Dataset rows for apps and sites:
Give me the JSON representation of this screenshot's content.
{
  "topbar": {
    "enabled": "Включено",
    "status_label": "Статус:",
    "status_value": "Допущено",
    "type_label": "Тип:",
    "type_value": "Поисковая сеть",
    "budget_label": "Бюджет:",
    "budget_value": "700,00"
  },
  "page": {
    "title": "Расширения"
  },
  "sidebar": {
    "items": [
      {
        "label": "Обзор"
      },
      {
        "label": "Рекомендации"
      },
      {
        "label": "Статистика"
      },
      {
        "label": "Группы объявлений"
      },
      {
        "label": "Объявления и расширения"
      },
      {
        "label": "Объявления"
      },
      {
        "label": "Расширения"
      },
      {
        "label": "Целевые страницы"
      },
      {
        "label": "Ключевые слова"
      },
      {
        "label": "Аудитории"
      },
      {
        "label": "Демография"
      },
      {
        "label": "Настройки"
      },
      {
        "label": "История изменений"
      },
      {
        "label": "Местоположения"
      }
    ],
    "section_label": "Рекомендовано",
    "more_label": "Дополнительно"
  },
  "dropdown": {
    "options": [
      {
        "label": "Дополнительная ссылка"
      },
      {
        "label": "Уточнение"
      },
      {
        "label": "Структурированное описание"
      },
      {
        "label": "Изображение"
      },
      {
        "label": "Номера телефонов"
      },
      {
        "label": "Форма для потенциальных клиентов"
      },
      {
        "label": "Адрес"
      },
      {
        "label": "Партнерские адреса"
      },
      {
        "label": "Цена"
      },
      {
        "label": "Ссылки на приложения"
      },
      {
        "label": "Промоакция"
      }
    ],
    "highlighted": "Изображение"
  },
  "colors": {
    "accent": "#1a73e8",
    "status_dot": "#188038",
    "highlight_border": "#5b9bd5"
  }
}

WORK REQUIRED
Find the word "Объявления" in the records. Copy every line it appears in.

RESPONSE TO THE TASK
        "label": "Объявления и расширения"
        "label": "Объявления"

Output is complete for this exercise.